He added that "the overwhelming majority" of Scots and their elected representatives at Holyrood regarded the sport of hunting with hounds "a cruel practice".

Start your day with The Independent, sign up for daily news emails
  • Get to the point
Latest stories from i100
Have you tried new the Independent Digital Edition apps?

Day In a Page

Where the spooks get their coffee fix: The busiest Starbucks in the US is also the most secretive

The secret CIA Starbucks

The coffee shop is deep inside the agency's forested Virginia compound
Revealed: How the Establishment closed ranks over fallout from Loch Ness Monster 'sighting'

How the Establishment closed ranks over fallout from Nessie 'sighting'

The Natural History Museum's chief scientist was dismissed for declaring he had found the monster
One million Britons using food banks, according to Trussell Trust

One million Britons using food banks

Huge surge in number of families dependent on emergency food aid
Excavation at Italian cafe to fix rising damp unearths 2,500 years of history in 3,000 amazing objects

2,500 years of history in 3,000 amazing objects

Excavation at Italian cafe to fix rising damp unearths trove
The Hubble Space Telescope's amazing journey, 25 years on

The Hubble Space Telescope's amazing journey 25 years on

The space telescope was seen as a costly flop on its first release
Did Conservative peer Lord Ashcroft quit the House of Lords to become a non-dom?

Did Lord Ashcroft quit the House of Lords to become a non-dom?

A document seen by The Independent shows that a week after he resigned from the Lords he sold 350,000 shares in an American company - netting him $11.2m
Apple's ethnic emojis are being used to make racist comments on social media

Ethnic emojis used in racist comments

They were intended to promote harmony, but have achieved the opposite
Sir Kenneth Branagh interview: 'My bones are in the theatre'

Sir Kenneth Branagh: 'My bones are in the theatre'

The actor-turned-director’s new company will stage five plays from October – including works by Shakespeare and John Osborne
The sloth is now the face (and furry body) of three big advertising campaigns

The sloth is the face of three ad campaigns

Priya Elan discovers why slow and sleepy wins the race for brands in need of a new image
How to run a restaurant: As two newbies discovered, there's more to it than good food

How to run a restaurant

As two newbies discovered, there's more to it than good food
Record Store Day: Remembering an era when buying and selling discs were labours of love

Record Store Day: The vinyl countdown

For Lois Pryce, working in a record shop was a dream job - until the bean counters ruined it
Usher, Mary J Blige and Will.i.am to give free concert as part of the Global Poverty Project

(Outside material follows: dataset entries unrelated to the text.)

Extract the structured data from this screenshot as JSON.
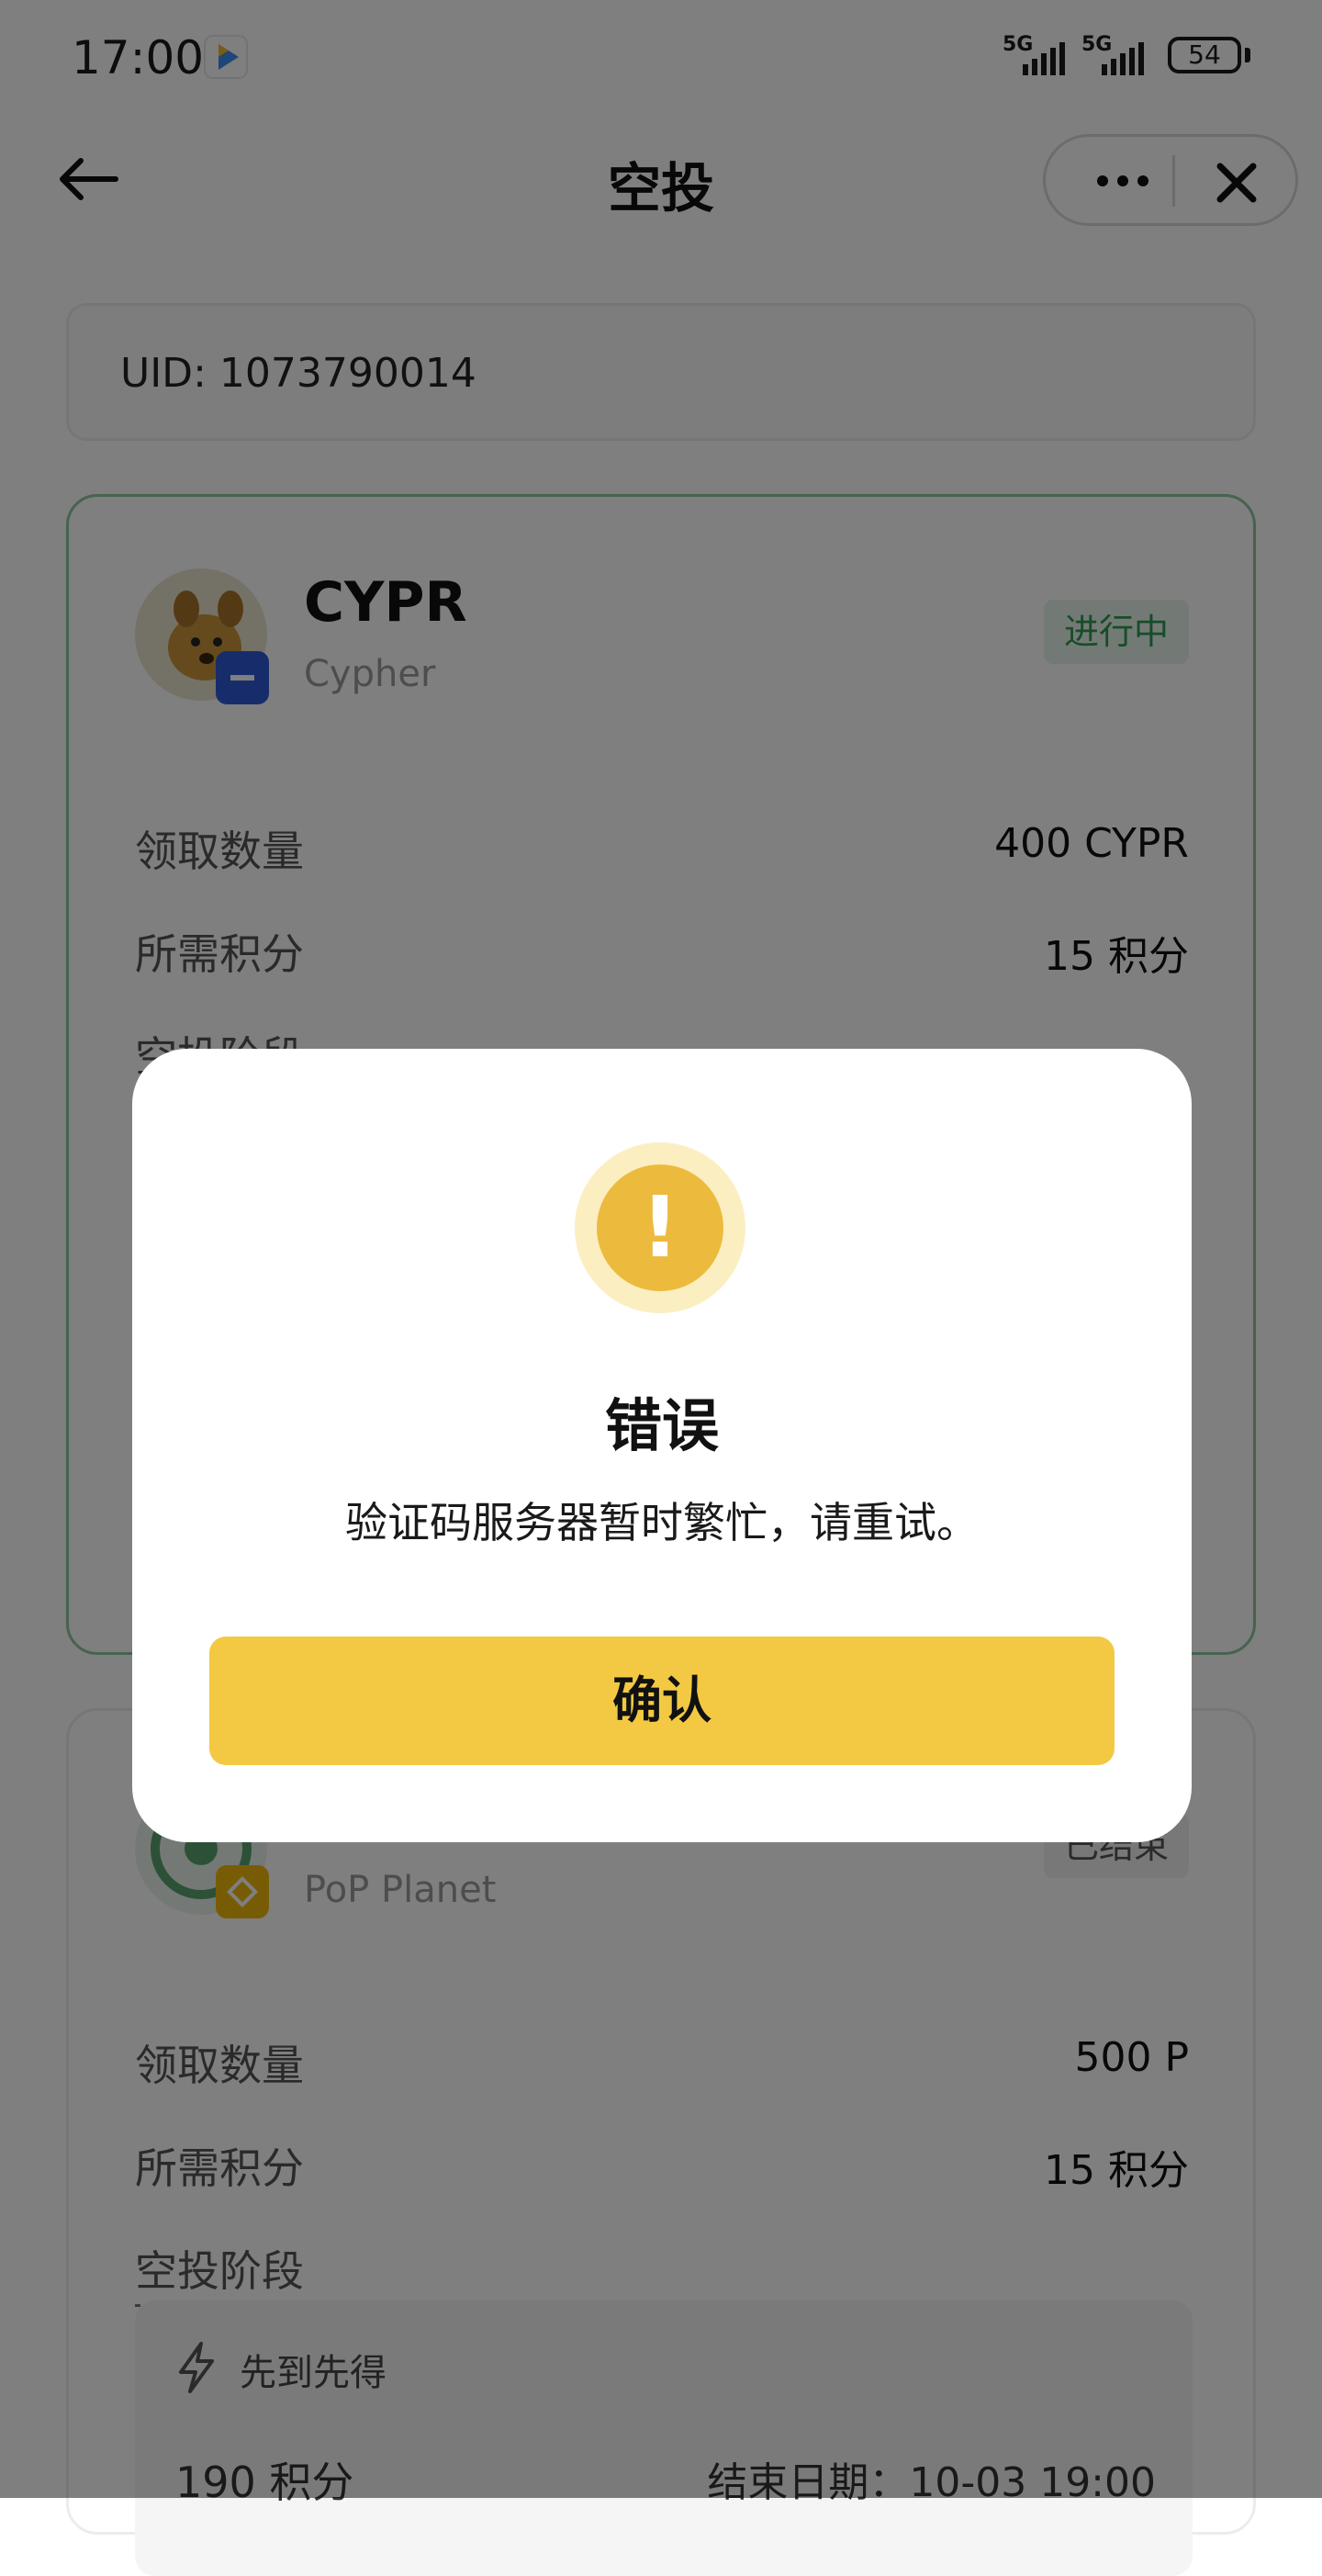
{
  "status_bar": {
    "time": "17:00",
    "network_1": "5G",
    "network_2": "5G",
    "battery": "54"
  },
  "nav": {
    "title": "空投"
  },
  "account": {
    "uid_text": "UID: 1073790014"
  },
  "airdrops": [
    {
      "symbol": "CYPR",
      "name": "Cypher",
      "status": "进行中",
      "receive_label": "领取数量",
      "receive_value": "400 CYPR",
      "points_label": "所需积分",
      "points_value": "15 积分",
      "stage_label": "空投阶段"
    },
    {
      "symbol": "",
      "name": "PoP Planet",
      "status": "已结束",
      "receive_label": "领取数量",
      "receive_value": "500 P",
      "points_label": "所需积分",
      "points_value": "15 积分",
      "stage_label": "空投阶段",
      "phase": {
        "title": "先到先得",
        "points": "190 积分",
        "end_date": "结束日期：10-03 19:00"
      }
    }
  ],
  "dialog": {
    "title": "错误",
    "message": "验证码服务器暂时繁忙，请重试。",
    "confirm_label": "确认",
    "icon": "warning-icon"
  },
  "colors": {
    "accent_yellow": "#f3c943",
    "warning_icon": "#ecbb3e",
    "live_green": "#2f9a52"
  }
}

Mary J Blige and Will.i.am to give free concert

The concert in Washington is part of the Global Citizen project, which aims to encourage young people to donate to charity
10 best tote bags

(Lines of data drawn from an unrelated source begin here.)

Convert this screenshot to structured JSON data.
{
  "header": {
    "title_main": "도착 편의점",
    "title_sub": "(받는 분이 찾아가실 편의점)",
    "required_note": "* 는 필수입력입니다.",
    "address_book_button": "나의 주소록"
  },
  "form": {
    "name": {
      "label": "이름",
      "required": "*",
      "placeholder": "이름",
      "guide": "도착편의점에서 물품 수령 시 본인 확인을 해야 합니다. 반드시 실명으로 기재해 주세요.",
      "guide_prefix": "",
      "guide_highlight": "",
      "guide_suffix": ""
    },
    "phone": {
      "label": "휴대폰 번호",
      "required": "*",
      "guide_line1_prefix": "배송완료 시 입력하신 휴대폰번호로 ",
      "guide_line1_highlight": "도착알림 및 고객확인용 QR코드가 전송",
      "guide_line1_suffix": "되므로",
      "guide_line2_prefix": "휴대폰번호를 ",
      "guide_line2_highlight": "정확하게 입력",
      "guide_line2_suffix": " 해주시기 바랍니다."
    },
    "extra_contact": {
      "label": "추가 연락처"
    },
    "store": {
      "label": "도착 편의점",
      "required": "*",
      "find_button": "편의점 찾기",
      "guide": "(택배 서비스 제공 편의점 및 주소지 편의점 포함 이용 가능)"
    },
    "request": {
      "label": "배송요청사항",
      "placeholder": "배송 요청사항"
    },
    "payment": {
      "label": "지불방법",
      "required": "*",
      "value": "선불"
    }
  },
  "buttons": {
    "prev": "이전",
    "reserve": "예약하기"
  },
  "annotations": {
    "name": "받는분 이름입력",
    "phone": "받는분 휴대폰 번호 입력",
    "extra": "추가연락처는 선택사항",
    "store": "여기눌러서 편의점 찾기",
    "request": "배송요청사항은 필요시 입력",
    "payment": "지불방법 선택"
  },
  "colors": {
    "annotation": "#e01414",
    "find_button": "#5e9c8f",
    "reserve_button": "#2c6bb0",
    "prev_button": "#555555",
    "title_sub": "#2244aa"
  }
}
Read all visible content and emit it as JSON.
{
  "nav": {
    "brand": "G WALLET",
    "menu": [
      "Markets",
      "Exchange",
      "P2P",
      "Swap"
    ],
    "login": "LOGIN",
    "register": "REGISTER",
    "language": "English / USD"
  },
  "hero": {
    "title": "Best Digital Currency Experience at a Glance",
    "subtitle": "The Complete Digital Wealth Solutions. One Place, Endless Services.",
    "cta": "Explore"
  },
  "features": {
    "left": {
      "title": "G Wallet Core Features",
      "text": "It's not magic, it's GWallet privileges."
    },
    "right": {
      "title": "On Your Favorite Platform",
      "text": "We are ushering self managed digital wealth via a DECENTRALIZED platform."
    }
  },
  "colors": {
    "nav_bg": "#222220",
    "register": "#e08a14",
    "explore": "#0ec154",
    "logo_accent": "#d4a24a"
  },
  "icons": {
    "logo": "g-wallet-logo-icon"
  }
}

Accessorise with a stylish shopper this spring: 10 best tote bags

We find carriers with room for all your essentials (and a bit more)
Paul Scholes column: I hear Manchester City are closing on Pep Guardiola for next summer – but I'd also love to see Jürgen Klopp managing in England

Paul Scholes column

I hear Manchester City are closing on Pep Guardiola for next summer – but I'd also love to see Jürgen Klopp managing in England
Jessica Ennis-Hill: 'I just want to give it my best shot'

Jessica Ennis-Hill: 'I just want to give it my best shot'

The heptathlete has gone from the toast of the nation to being a sleep-deprived mum - but she’s ready to compete again. She just doesn't know how well she'll do...